Neighborhoods and Culture
Seattle sits out on its own peninsula from the Washington proper mainland, separated on the east side from suburbs like Redmond, Bellevue, and Tacoma, by Lake Washington. To the west, Elliot Bay and the Puget Sound, which flow into the Pacific Ocean, border the city. Seattle overlooks Olympic National Park and Mount Olympus. Seattle is one of the first cities in the US to get serious about the environment and is one of the greenest--literally--cities in the country. Sustainable living isn't an ideal here; residents live it every day. It's a walkable city, and there is a light rail that runs north/south from Angle Lake, through Sea-Tac Airport, up to the University of Washington. The metro transit system, Sound Transit, also runs south to Tacoma, east to Bellevue, and north to Everett.
Pioneer Square and Pike Place Market
Pioneer Square is Seattle's oldest neighborhood, and a designated National Historic District, full of restaurants, art galleries, bookshops, and other small businesses. Pike's Place Market, on the waterfront, is a hub for Saturday morning loafing — farmer's market, restaurants, bars, and art galleries line the streets of the neighborhood. You can catch a Mariners game at nearby T-Mobile Park, or a Seahawks game at CenturyLink Field, just a little south of Pioneer Square.
This area, north of the central city on Lake Union, has been called the amphitheater stage for surrounding neighborhoods. Theaters and nightlife abound in Capitol Hill; this is the place if you're young and restless. There's the Broadway Performance Hall, an intimate venue for music, dance, and drama; and the Egyptian Theatre, for indie movies and first-run films alike. The Century Ballroom is a club to get your classy on, or Neumos for indie, hip-hop, and everything else, and Neighbors Nightclub caters to an eclectic audience. When you're starving or parched after your night out, there are lots of restaurants for any cuisine, and beer "culture" at places like Pine Box and Stumbling Monk.
The entire city of Seattle is too hip for words, but Belltown is the coolest kid in class. It's tucked between Pike Place and Lower Queen Anne and recently gentrified from a grungy, semi-industrial waterfront district to where CNN Money called the best place in Seattle to retire in 2007. Belltown is where you go for urban chic — whether you're looking for the next hot grunge band at Crocodile or loose leaf tea at Steepologie. Pick up some new duds for a night out at Kuhlman, then go hit up Navy Strength for a killer cocktail and dinner. Belltown is walkable, but you might want to Uber home after a night on the town.
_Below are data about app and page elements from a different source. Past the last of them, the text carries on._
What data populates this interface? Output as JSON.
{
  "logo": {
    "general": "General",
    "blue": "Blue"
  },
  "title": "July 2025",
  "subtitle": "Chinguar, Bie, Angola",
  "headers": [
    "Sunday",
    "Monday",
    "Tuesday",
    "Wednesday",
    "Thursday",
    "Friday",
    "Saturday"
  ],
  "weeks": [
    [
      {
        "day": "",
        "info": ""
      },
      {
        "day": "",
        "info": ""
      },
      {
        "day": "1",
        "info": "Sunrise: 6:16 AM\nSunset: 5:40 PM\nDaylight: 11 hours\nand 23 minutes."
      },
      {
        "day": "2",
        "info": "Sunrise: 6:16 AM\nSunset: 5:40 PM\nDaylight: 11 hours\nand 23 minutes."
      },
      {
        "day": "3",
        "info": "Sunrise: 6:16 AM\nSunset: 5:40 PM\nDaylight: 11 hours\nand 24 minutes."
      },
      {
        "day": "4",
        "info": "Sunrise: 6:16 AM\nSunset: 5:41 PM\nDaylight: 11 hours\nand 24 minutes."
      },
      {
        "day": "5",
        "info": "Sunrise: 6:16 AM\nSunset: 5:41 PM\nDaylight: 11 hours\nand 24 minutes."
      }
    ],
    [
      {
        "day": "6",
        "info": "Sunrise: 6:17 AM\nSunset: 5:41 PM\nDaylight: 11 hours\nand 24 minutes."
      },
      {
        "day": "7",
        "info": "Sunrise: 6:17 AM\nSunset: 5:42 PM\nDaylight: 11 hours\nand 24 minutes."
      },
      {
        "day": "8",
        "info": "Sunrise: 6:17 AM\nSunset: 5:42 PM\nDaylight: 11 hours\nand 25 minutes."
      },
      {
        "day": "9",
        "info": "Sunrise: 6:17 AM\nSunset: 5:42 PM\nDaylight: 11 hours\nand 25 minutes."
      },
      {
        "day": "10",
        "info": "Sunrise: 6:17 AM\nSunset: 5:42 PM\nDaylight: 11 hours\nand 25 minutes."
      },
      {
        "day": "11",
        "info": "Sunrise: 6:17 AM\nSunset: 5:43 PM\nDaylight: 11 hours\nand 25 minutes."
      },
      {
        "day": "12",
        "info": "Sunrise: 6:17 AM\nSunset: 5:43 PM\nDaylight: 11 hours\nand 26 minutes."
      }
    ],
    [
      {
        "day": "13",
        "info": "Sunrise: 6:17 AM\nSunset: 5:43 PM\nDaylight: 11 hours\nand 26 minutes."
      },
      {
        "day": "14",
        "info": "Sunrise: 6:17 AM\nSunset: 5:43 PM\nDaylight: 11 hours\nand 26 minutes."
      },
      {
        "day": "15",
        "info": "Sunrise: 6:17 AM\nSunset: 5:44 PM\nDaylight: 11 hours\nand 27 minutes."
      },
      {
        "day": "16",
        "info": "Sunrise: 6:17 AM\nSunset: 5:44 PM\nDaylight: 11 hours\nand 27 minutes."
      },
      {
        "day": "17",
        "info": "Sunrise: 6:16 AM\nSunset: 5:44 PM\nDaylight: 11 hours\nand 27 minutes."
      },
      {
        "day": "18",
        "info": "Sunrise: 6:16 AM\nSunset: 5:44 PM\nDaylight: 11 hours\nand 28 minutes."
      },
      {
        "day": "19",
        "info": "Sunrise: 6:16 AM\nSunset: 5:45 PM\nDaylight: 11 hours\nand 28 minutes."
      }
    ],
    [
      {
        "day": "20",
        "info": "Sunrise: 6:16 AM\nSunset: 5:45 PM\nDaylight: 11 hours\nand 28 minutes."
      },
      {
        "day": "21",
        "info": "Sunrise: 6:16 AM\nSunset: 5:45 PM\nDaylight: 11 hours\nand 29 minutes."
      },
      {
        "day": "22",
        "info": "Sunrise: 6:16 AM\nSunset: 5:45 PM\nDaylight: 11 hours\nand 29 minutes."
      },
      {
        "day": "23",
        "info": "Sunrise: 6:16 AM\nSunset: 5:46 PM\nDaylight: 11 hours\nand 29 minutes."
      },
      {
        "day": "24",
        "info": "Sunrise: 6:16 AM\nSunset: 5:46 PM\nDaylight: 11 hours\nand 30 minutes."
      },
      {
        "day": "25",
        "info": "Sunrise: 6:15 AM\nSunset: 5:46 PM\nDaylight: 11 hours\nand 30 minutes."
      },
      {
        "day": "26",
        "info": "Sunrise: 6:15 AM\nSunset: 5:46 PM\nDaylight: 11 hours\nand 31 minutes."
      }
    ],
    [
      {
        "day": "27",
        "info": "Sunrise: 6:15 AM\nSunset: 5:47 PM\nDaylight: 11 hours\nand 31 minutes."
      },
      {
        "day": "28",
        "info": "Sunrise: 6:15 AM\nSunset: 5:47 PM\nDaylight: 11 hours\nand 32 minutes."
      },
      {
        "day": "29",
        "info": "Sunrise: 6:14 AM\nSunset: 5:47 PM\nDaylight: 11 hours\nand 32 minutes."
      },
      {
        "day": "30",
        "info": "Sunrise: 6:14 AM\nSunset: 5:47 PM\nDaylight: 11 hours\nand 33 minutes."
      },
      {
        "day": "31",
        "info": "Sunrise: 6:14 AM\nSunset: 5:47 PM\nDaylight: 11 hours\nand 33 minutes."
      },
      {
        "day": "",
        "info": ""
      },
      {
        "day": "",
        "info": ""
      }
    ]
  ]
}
The largest of Seattle's residential neighborhoods, Queen Anne, is chock-full of eponymous architecture, as well as Craftsman, Colonial Revival, and Tudor homes. It's uphill from downtown and has amazing views of Mount Rainier, the city skyline, the Space Needle, and Elliott Bay from the top--with lots of restaurants and cafes to stop and enjoy the view. Queen Anne is where you'll find Adult Culture —McCaw Hall houses the Seattle Opera and Pacific Northwest Ballet, and the Seattle Center is home to Museum of Pop Culture, Chihuly Garden and Glass, Space Needle, and Pacific Science Center.
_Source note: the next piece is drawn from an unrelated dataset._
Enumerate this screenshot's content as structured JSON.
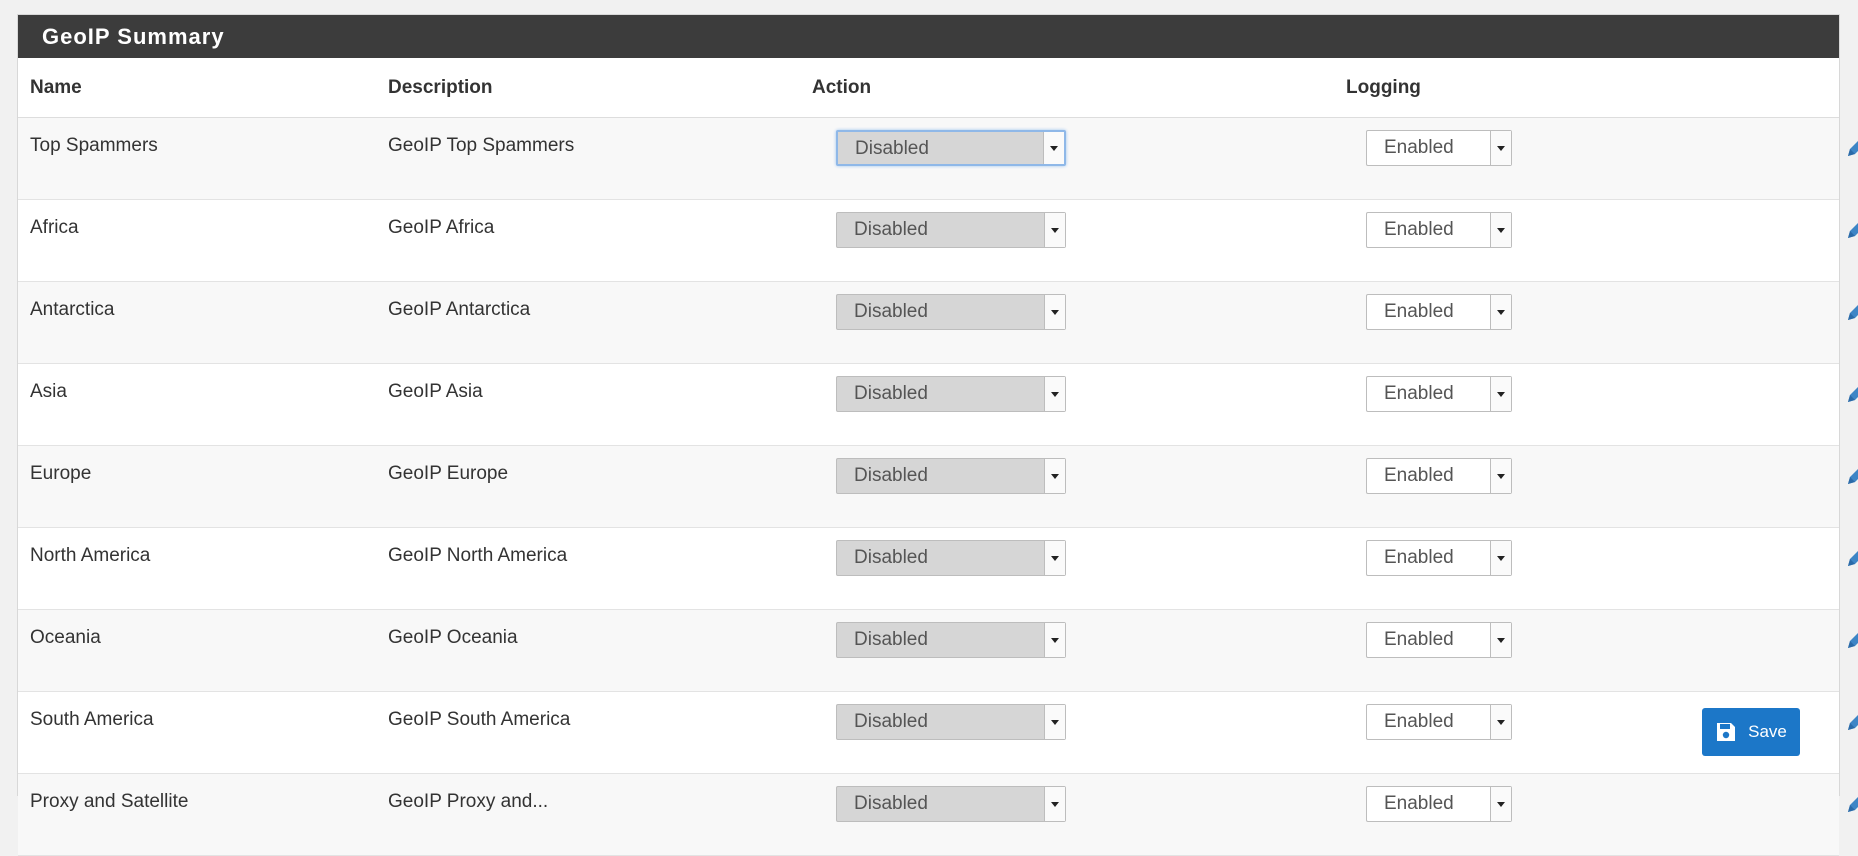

Go Outside and Play
With all those mountains and water surrounding Seattle, on sunny days everybody goes outside to play. Mount Rainier (pronounced rain-ear) National Park is a wonderland for hiking and camping in the summer and snowshoeing and cross-country skiing in the winter. There's even a Wonderland Trail that circles the entire park for long-range backpackers and lots of short trails for day hikers. Mount Olympus, in Mount Olympic State Park, is a hidden gem — it's only visible from Hurricane Ridge or an airplane. The Park itself is home to four temperate rain forests within its boundaries, 73 miles of wild coastline, and almost 8000 feet of elevation. The alpine zone of the Park, easily reached by a drive up to Hurricane Ridge, reminds you of Switzerland--there are wildflower-dotted meadows, craggy peaks, mountain goats, and marmots.
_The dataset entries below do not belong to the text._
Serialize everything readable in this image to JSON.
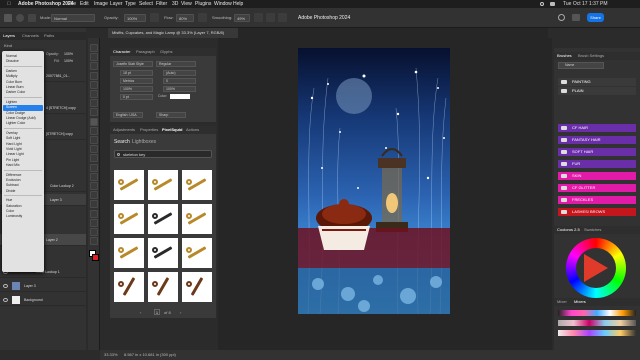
{
  "menubar": {
    "apple": "",
    "items": [
      "Adobe Photoshop 2024",
      "File",
      "Edit",
      "Image",
      "Layer",
      "Type",
      "Select",
      "Filter",
      "3D",
      "View",
      "Plugins",
      "Window",
      "Help"
    ],
    "datetime": "Tue Oct 17  1:37 PM"
  },
  "options": {
    "app_title": "Adobe Photoshop 2024",
    "mode_label": "Mode:",
    "mode_value": "Normal",
    "opacity_label": "Opacity:",
    "opacity_value": "100%",
    "flow_label": "Flow:",
    "flow_value": "80%",
    "smoothing_label": "Smoothing:",
    "smoothing_value": "49%",
    "share": "Share"
  },
  "doc_tab": "Misfits, Cupcakes, and Magic Lamp @ 33.3% (Layer 7, RGB/8)",
  "layers_panel": {
    "tabs": [
      "Layers",
      "Channels",
      "Paths"
    ],
    "kind_label": "Kind",
    "opacity_label": "Opacity:",
    "opacity_value": "100%",
    "fill_label": "Fill:",
    "fill_value": "100%",
    "rows": [
      "20077881_01...",
      "4 [STRETCH] copy",
      "[STRETCH] copy",
      "Color Lookup 2",
      "Layer 3",
      "Layer 2",
      "Color Lookup 1",
      "Layer 3",
      "Background"
    ]
  },
  "blend_menu": {
    "groups": [
      [
        "Normal",
        "Dissolve"
      ],
      [
        "Darken",
        "Multiply",
        "Color Burn",
        "Linear Burn",
        "Darker Color"
      ],
      [
        "Lighten",
        "Screen",
        "Color Dodge",
        "Linear Dodge (Add)",
        "Lighter Color"
      ],
      [
        "Overlay",
        "Soft Light",
        "Hard Light",
        "Vivid Light",
        "Linear Light",
        "Pin Light",
        "Hard Mix"
      ],
      [
        "Difference",
        "Exclusion",
        "Subtract",
        "Divide"
      ],
      [
        "Hue",
        "Saturation",
        "Color",
        "Luminosity"
      ]
    ],
    "selected": "Screen"
  },
  "character_panel": {
    "tabs": [
      "Character",
      "Paragraph",
      "Glyphs"
    ],
    "font_family": "Josefin Slab Style",
    "font_style": "Regular",
    "size": "18 pt",
    "leading": "(Auto)",
    "tracking": "Metrics",
    "kerning": "0",
    "vscale": "100%",
    "hscale": "100%",
    "baseline": "0 pt",
    "color_label": "Color:",
    "language": "English: USA",
    "aa": "Sharp"
  },
  "pixel_panel": {
    "tabs": [
      "Adjustments",
      "Properties",
      "PixelSquid",
      "Actions"
    ],
    "search_label": "Search",
    "search_source": "Lightboxes",
    "search_query": "skeleton key",
    "page": "1",
    "page_total": "of 8"
  },
  "brushes_panel": {
    "tabs": [
      "Brushes",
      "Brush Settings"
    ],
    "search_placeholder": "Name",
    "folders": [
      {
        "name": "PAINTING",
        "color": "#3a3a3a"
      },
      {
        "name": "PLAIN",
        "color": "#3a3a3a"
      },
      {
        "name": "CF HAIR",
        "color": "#6a2ea8"
      },
      {
        "name": "FANTASY HAIR",
        "color": "#6a2ea8"
      },
      {
        "name": "SOFT HAIR",
        "color": "#6a2ea8"
      },
      {
        "name": "FUR",
        "color": "#6a2ea8"
      },
      {
        "name": "SKIN",
        "color": "#e21aa8"
      },
      {
        "name": "CF GLITTER",
        "color": "#e21aa8"
      },
      {
        "name": "FRECKLES",
        "color": "#e21aa8"
      },
      {
        "name": "LASHES/ BROWS",
        "color": "#c4161c"
      }
    ]
  },
  "coolorus": {
    "tabs": [
      "Coolorus 2.5",
      "Swatches"
    ],
    "bottom_tabs": [
      "Mixer",
      "Mixers"
    ]
  },
  "status": {
    "zoom": "33.33%",
    "size": "8.567 in x 10.681 in (300 ppi)"
  },
  "colors": {
    "accent": "#1473e6",
    "selection": "#2680eb",
    "purple": "#6a2ea8",
    "magenta": "#e21aa8",
    "red": "#c4161c"
  }
}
The better question is, why not Seattle? With a booming and broad economy, a thriving arts and cultural community, and major league sports, Seattle offers something for everyone.